Most business owners assume they’re immune to embezzlement. However, this crime affects businesses of all sizes and industries, and the average theft totals $175,000. First, accept that your business is not immune, then take these steps as you protect your company.

Protect Cash

Instead of leaving cash in an unsecured lockbox or open cash register, lock it in a secure location. Then assign at least two people to review the amount at the end of the day.

Deposit Funds Regularly

Every night, deposit the day’s proceeds. Employees are less likely to access funds that are in the bank.

Sign Checks

A rubber signature stamp for checks simplifies bill paying, but a stamp is also easy to steal. Always sign checks with a pen to reduce the chance of theft.

Open Separate Check Cards

Every individual employee with a check card should have a separate account. You can then track purchases and notice if an employee misuses the card for unauthorized or personal purchases.

Perform Background Checks

Every employee should undergo an extensive background check. It can reveal financial problems or debts that may entice someone to steal.

Divide Duties

Different people should take responsibility for each aspect of financial transactions as you establish checks and balances. Assign someone to:

  • Prep checks for payments.
  • Receive payments.
  • Sign checks.
  • Make deposits.
  • Reconcile bank statements.

Run all Transactions Through a Checking Account

Create a paper trail for all income and payments when you run transactions through your checking account. Make time, too, to review the account regularly, including cash ATM withdrawals.

Limit Access to the Money

Assign only a few key employees to supervise the cash box, make night deposits and access the bank accounts. Your theft risk increases in proportion to the number of employees who have access to the money.

Initiate Regular Audits

Internal and external audits can prevent embezzlement or catch it before it destroys your company. Train key employees to audit different departments, and include audits in your routine accounting practices. You will also want to review all bank, credit card and payroll statements to catch any red flags.
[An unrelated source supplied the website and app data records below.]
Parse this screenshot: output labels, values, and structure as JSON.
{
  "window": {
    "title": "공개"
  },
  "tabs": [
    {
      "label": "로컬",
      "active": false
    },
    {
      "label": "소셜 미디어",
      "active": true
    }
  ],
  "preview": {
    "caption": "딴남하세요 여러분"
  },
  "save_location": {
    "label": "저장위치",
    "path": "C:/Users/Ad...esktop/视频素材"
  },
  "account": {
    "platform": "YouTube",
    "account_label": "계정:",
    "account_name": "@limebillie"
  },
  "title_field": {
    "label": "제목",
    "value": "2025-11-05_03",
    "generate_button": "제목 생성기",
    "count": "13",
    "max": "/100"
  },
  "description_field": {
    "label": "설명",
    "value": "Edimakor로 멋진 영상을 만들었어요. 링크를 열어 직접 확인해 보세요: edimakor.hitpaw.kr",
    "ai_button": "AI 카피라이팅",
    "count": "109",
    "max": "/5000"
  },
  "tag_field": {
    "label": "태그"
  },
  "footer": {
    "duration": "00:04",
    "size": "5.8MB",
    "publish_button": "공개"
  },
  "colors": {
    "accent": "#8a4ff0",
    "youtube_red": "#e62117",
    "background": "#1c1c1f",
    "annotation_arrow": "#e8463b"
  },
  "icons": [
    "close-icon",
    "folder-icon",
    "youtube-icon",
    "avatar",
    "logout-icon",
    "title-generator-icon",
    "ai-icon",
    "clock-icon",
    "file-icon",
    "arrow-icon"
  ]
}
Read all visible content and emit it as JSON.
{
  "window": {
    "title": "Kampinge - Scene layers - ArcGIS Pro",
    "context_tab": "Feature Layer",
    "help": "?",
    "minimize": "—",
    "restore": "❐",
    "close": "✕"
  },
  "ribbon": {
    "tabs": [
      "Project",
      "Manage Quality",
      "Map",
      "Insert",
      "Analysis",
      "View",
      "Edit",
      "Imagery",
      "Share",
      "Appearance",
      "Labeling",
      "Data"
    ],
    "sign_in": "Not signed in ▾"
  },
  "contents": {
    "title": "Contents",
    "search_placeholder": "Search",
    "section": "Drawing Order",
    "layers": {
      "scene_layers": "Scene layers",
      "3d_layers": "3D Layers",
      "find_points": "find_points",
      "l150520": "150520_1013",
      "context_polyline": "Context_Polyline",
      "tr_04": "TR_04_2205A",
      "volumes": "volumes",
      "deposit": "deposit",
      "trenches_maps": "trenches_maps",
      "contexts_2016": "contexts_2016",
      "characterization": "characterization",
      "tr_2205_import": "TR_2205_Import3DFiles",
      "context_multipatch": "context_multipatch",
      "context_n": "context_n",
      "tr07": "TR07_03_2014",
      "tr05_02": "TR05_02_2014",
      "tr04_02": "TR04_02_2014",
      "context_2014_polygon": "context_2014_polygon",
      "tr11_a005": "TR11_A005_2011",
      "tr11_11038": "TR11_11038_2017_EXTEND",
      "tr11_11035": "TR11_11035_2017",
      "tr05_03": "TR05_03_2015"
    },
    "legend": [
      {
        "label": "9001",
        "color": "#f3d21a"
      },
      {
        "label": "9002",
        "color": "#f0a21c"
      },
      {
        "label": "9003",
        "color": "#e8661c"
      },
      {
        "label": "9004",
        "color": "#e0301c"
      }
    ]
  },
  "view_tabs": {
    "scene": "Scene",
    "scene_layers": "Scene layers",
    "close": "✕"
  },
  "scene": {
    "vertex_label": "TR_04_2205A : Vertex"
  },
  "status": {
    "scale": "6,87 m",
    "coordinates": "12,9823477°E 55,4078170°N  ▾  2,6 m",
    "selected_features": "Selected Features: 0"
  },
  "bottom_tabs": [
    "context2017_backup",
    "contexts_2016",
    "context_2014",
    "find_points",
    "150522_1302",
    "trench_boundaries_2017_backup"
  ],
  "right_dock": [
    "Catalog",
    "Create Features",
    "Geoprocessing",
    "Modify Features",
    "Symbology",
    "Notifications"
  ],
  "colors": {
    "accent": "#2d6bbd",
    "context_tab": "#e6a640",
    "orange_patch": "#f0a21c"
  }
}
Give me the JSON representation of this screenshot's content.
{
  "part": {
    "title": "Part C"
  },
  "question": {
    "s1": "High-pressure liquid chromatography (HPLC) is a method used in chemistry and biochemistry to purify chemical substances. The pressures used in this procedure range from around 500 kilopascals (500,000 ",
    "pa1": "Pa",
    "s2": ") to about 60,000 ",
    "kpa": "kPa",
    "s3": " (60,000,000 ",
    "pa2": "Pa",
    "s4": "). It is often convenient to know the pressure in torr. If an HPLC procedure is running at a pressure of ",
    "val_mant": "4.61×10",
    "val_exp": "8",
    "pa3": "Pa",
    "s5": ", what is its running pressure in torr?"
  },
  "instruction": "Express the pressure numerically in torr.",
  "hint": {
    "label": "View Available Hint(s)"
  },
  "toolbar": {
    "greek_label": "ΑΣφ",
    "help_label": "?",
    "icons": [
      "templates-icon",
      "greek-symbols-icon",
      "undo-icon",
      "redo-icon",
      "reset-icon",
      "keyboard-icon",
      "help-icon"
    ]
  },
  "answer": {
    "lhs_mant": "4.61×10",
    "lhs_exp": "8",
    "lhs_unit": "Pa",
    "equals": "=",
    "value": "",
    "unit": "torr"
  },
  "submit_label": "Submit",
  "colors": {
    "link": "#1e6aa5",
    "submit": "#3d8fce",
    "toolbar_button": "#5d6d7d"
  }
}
Additionally, hire an independent third party for even more peace of mind.

Purchase Commercial Crime Insurance

Commercial crime insurance can cover employee theft, forgery and alteration, plus other financial crimes. Discuss your specific business and financial transactions with your insurance agent as you purchase adequate commercial crime coverage for your needs.

Take Action Immediately

As soon as you suspect that embezzlement has occurred, contact your accountant and verify your suspicion. Then contact your attorney and police as you deal with the situation before more damage can occur.

Your business can prevent embezzlement when you implement these steps. They provide several layers of protection for your company.